• YOUR ASSIGNMENT:
Collect the lines of the entries where "chips" shows up.

• Interface dataset entries:
==========
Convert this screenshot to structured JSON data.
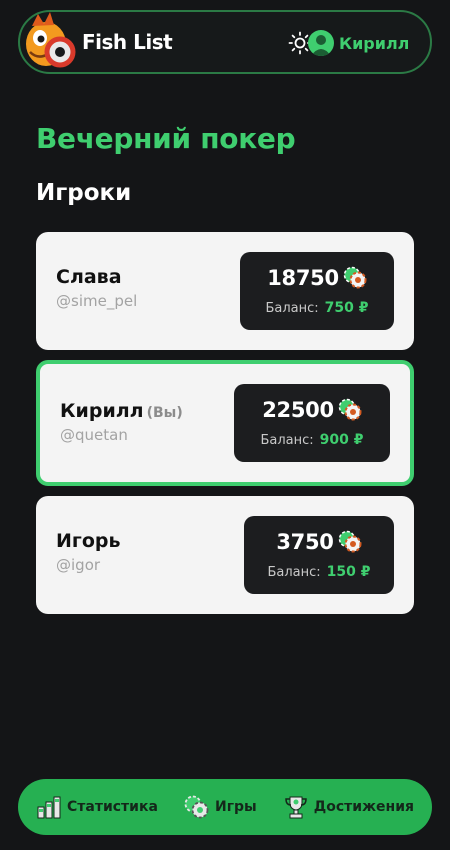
{
  "header": {
    "app_title": "Fish List",
    "user_name": "Кирилл"
  },
  "page_title": "Вечерний покер",
  "section_title": "Игроки",
  "players": [
    {
      "name": "Слава",
      "you_tag": "",
      "handle": "@sime_pel",
      "chips": "18750",
      "balance_label": "Баланс:",
      "balance": "750 ₽",
      "is_me": false
    },
    {
      "name": "Кирилл",
      "you_tag": "(Вы)",
      "handle": "@quetan",
      "chips": "22500",
      "balance_label": "Баланс:",
      "balance": "900 ₽",
      "is_me": true
    },
    {
      "name": "Игорь",
      "you_tag": "",
      "handle": "@igor",
      "chips": "3750",
      "balance_label": "Баланс:",
      "balance": "150 ₽",
      "is_me": false
    }
  ],
  "bottom_nav": {
    "items": [
      {
        "label": "Статистика",
        "icon": "statistics-icon"
      },
      {
        "label": "Игры",
        "icon": "poker-chips-icon"
      },
      {
        "label": "Достижения",
        "icon": "trophy-icon"
      }
    ]
  },
  "colors": {
    "background": "#141517",
    "accent_green": "#3fce6f",
    "nav_green": "#26b052",
    "card_bg": "#f4f4f4",
    "stack_box_bg": "#1c1d1f"
  }
}
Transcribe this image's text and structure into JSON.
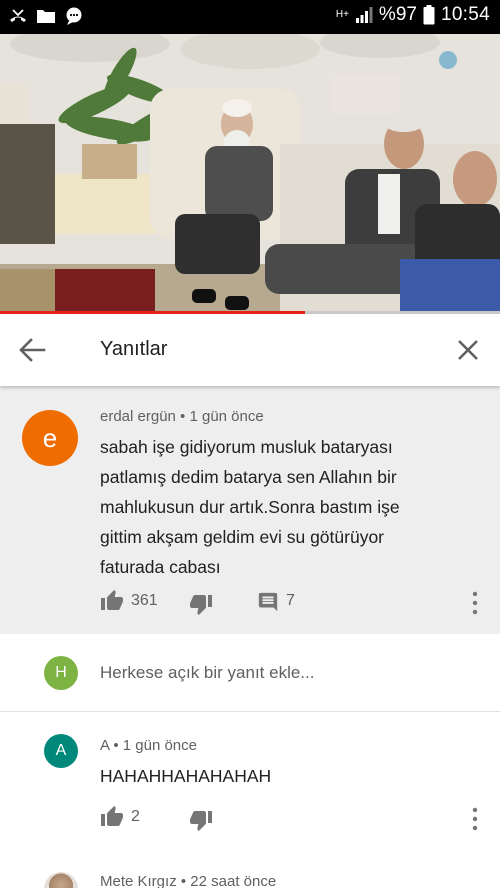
{
  "status_bar": {
    "network": "H+",
    "battery": "%97",
    "time": "10:54"
  },
  "video": {
    "progress_fraction": 0.61
  },
  "header": {
    "title": "Yanıtlar"
  },
  "main_comment": {
    "avatar_letter": "e",
    "avatar_color": "#ef6c00",
    "author": "erdal ergün",
    "time": "1 gün önce",
    "meta": "erdal ergün • 1 gün önce",
    "lines": [
      "sabah işe gidiyorum musluk bataryası",
      "patlamış dedim batarya sen Allahın bir",
      "mahlukusun dur artık.Sonra bastım işe",
      "gittim akşam geldim evi su götürüyor",
      "faturada cabası"
    ],
    "likes": "361",
    "replies": "7"
  },
  "reply_input": {
    "avatar_letter": "H",
    "avatar_color": "#7cb342",
    "placeholder": "Herkese açık bir yanıt ekle..."
  },
  "reply": {
    "avatar_letter": "A",
    "avatar_color": "#00897b",
    "meta": "A • 1 gün önce",
    "text": "HAHAHHAHAHAHAH",
    "likes": "2"
  },
  "next_reply": {
    "meta": "Mete Kırgız • 22 saat önce"
  }
}
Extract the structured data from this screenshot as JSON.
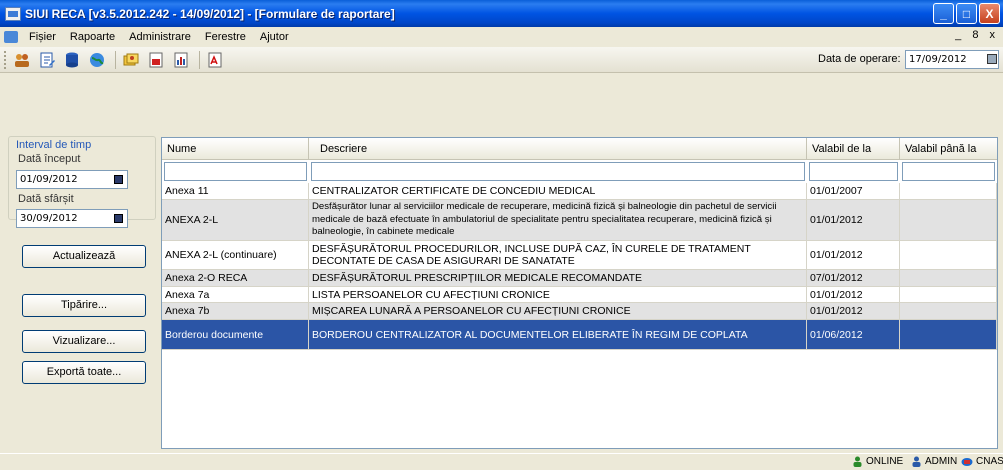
{
  "window": {
    "title": "SIUI RECA [v3.5.2012.242 - 14/09/2012] - [Formulare de raportare]",
    "btn_minimize": "_",
    "btn_maximize": "□",
    "btn_close": "X"
  },
  "menu": {
    "items": [
      "Fișier",
      "Rapoarte",
      "Administrare",
      "Ferestre",
      "Ajutor"
    ],
    "mdi_controls": "_ 8 x"
  },
  "toolbar": {
    "icons": [
      "users-icon",
      "edit-document-icon",
      "database-icon",
      "globe-icon",
      "cards-icon",
      "form-icon",
      "chart-icon",
      "pdf-icon"
    ],
    "operation_date_label": "Data de operare:",
    "operation_date_value": "17/09/2012"
  },
  "left_panel": {
    "interval_label": "Interval de timp",
    "start_label": "Dată început",
    "start_value": "01/09/2012",
    "end_label": "Dată sfârșit",
    "end_value": "30/09/2012",
    "buttons": {
      "refresh": "Actualizează",
      "print": "Tipărire...",
      "view": "Vizualizare...",
      "export_all": "Exportă toate..."
    }
  },
  "grid": {
    "columns": [
      "Nume",
      "Descriere",
      "Valabil de la",
      "Valabil până la"
    ],
    "rows": [
      {
        "name": "Anexa 11",
        "desc": "CENTRALIZATOR CERTIFICATE DE CONCEDIU MEDICAL",
        "from": "01/01/2007",
        "to": ""
      },
      {
        "name": "ANEXA 2-L",
        "desc": "Desfășurător lunar al serviciilor medicale de recuperare, medicină fizică și balneologie din pachetul de servicii medicale de bază efectuate în ambulatoriul de specialitate pentru specialitatea recuperare, medicină fizică și balneologie, în cabinete medicale",
        "from": "01/01/2012",
        "to": ""
      },
      {
        "name": "ANEXA 2-L (continuare)",
        "desc": "DESFĂȘURĂTORUL PROCEDURILOR, INCLUSE DUPĂ CAZ, ÎN CURELE DE TRATAMENT DECONTATE DE CASA DE ASIGURARI DE SANATATE",
        "from": "01/01/2012",
        "to": ""
      },
      {
        "name": "Anexa 2-O RECA",
        "desc": "DESFĂȘURĂTORUL PRESCRIPȚIILOR MEDICALE RECOMANDATE",
        "from": "07/01/2012",
        "to": ""
      },
      {
        "name": "Anexa 7a",
        "desc": "LISTA PERSOANELOR CU AFECȚIUNI CRONICE",
        "from": "01/01/2012",
        "to": ""
      },
      {
        "name": "Anexa 7b",
        "desc": "MIȘCAREA LUNARĂ A PERSOANELOR CU AFECȚIUNI CRONICE",
        "from": "01/01/2012",
        "to": ""
      },
      {
        "name": "Borderou documente",
        "desc": "BORDEROU CENTRALIZATOR AL DOCUMENTELOR ELIBERATE ÎN REGIM DE COPLATA",
        "from": "01/06/2012",
        "to": ""
      }
    ],
    "selected_row": 6
  },
  "status": {
    "online": "ONLINE",
    "user": "ADMIN",
    "house": "CNAS"
  }
}
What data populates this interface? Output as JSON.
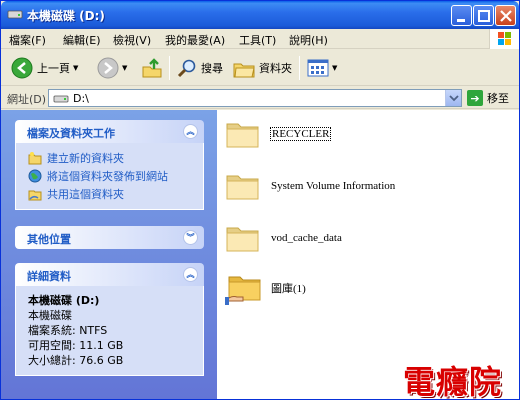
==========
• RESULT:
      "chips": "18750",
      "chips": "22500",
      "chips": "3750",
        "icon": "poker-chips-icon"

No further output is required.